#### What to produce
Filter the entries below, keeping only lines with "JSON".

#### Materials provided
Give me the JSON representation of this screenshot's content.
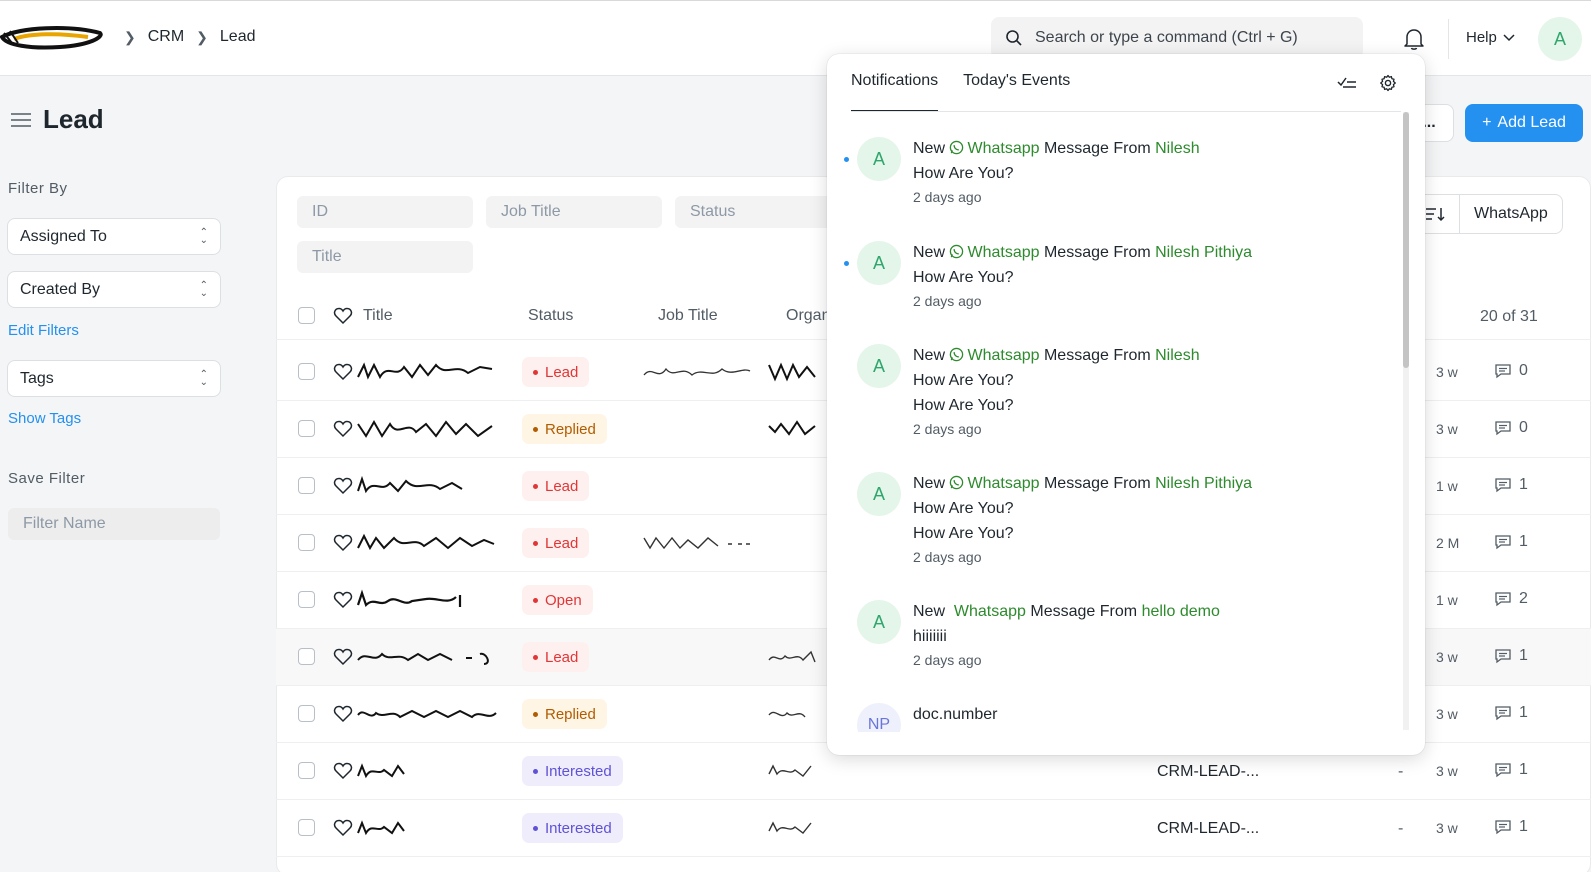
{
  "breadcrumb": [
    "CRM",
    "Lead"
  ],
  "search": {
    "placeholder": "Search or type a command (Ctrl + G)"
  },
  "help_label": "Help",
  "user_avatar_letter": "A",
  "page": {
    "title": "Lead",
    "more_label": "...",
    "add_button": "Add Lead"
  },
  "sidebar": {
    "filter_by": "Filter By",
    "assigned_to": "Assigned To",
    "created_by": "Created By",
    "edit_filters": "Edit Filters",
    "tags": "Tags",
    "show_tags": "Show Tags",
    "save_filter": "Save Filter",
    "filter_name_placeholder": "Filter Name"
  },
  "filters": {
    "id": "ID",
    "job_title": "Job Title",
    "status": "Status",
    "title": "Title"
  },
  "view_buttons": {
    "whatsapp": "WhatsApp"
  },
  "table": {
    "headers": {
      "title": "Title",
      "status": "Status",
      "job_title": "Job Title",
      "organization": "Organ"
    },
    "count": "20 of 31",
    "rows": [
      {
        "status": "Lead",
        "crm_id": "",
        "dash": "",
        "age": "3 w",
        "comments": "0"
      },
      {
        "status": "Replied",
        "crm_id": "",
        "dash": "",
        "age": "3 w",
        "comments": "0"
      },
      {
        "status": "Lead",
        "crm_id": "",
        "dash": "",
        "age": "1 w",
        "comments": "1"
      },
      {
        "status": "Lead",
        "crm_id": "",
        "dash": "",
        "age": "2 M",
        "comments": "1"
      },
      {
        "status": "Open",
        "crm_id": "",
        "dash": "",
        "age": "1 w",
        "comments": "2"
      },
      {
        "status": "Lead",
        "crm_id": "",
        "dash": "",
        "age": "3 w",
        "comments": "1"
      },
      {
        "status": "Replied",
        "crm_id": "",
        "dash": "",
        "age": "3 w",
        "comments": "1"
      },
      {
        "status": "Interested",
        "crm_id": "CRM-LEAD-...",
        "dash": "-",
        "age": "3 w",
        "comments": "1"
      },
      {
        "status": "Interested",
        "crm_id": "CRM-LEAD-...",
        "dash": "-",
        "age": "3 w",
        "comments": "1"
      }
    ]
  },
  "notifications": {
    "tabs": [
      "Notifications",
      "Today's Events"
    ],
    "items": [
      {
        "avatar": "A",
        "prefix": "New",
        "app": "Whatsapp",
        "middle": "Message From",
        "sender": "Nilesh",
        "lines": [
          "How Are You?"
        ],
        "time": "2 days ago",
        "unread": true
      },
      {
        "avatar": "A",
        "prefix": "New",
        "app": "Whatsapp",
        "middle": "Message From",
        "sender": "Nilesh Pithiya",
        "lines": [
          "How Are You?"
        ],
        "time": "2 days ago",
        "unread": true
      },
      {
        "avatar": "A",
        "prefix": "New",
        "app": "Whatsapp",
        "middle": "Message From",
        "sender": "Nilesh",
        "lines": [
          "How Are You?",
          "How Are You?"
        ],
        "time": "2 days ago",
        "unread": false
      },
      {
        "avatar": "A",
        "prefix": "New",
        "app": "Whatsapp",
        "middle": "Message From",
        "sender": "Nilesh Pithiya",
        "lines": [
          "How Are You?",
          "How Are You?"
        ],
        "time": "2 days ago",
        "unread": false
      },
      {
        "avatar": "A",
        "prefix": "New",
        "app": "Whatsapp",
        "middle": "Message From",
        "sender": "hello demo",
        "lines": [
          "hiiiiiii"
        ],
        "time": "2 days ago",
        "unread": false
      },
      {
        "avatar": "NP",
        "prefix": "doc.number",
        "app": "",
        "middle": "",
        "sender": "",
        "lines": [],
        "time": "",
        "unread": false
      }
    ]
  },
  "colors": {
    "primary": "#2490ef",
    "whatsapp_green": "#2d8a2d",
    "lead_red": "#e03636",
    "replied_orange": "#b15c00",
    "interested_purple": "#5e52d6"
  }
}
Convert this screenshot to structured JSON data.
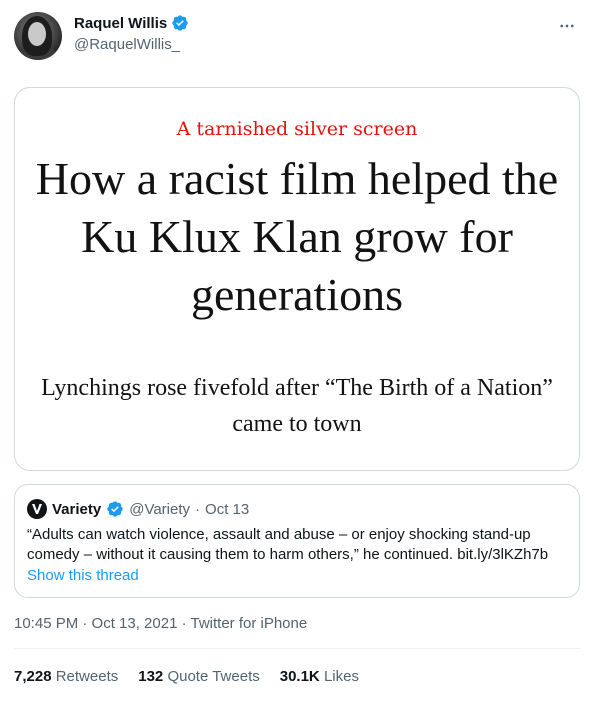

#### Response to this exercise
Give me the JSON representation of this screenshot's content.
Convert this screenshot to structured JSON data.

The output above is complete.